Walt Whitman (1819–1892).  Leaves of Grass.  1900.
22. “One Hour to Madness and Joy”

ONE hour to madness and joy!
O furious! O confine me not!
(What is this that frees me so in storms?
What do my shouts amid lightnings and raging winds mean?)
. . . .
O something unprov’d! something in a trance!
O madness amorous! O trembling!
O to escape utterly from others’ anchors and holds!
To drive free! to love free! to dash reckless and dangerous!
To court destruction with taunts—with invitations!
To ascend—to leap to the heavens of the love indicated to me!
To rise thither with my inebriate Soul!
To be lost, if it must be so!
To feed the remainder of life with one hour of fulness and freedom!
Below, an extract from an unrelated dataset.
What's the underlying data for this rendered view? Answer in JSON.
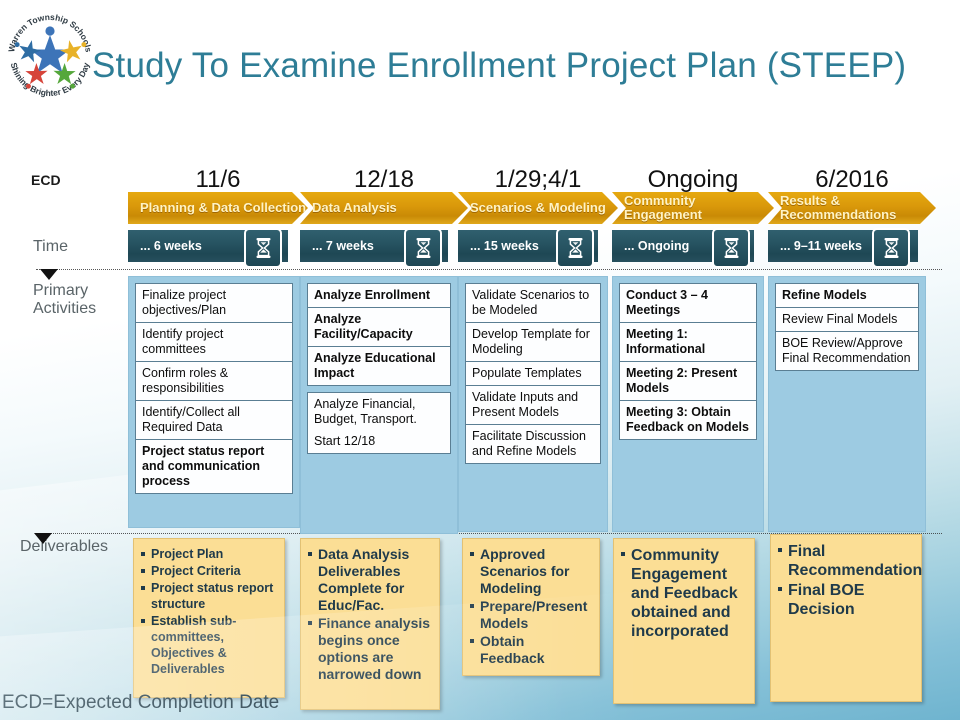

With one brief hour of madness and joy.
(The entire poem is here.)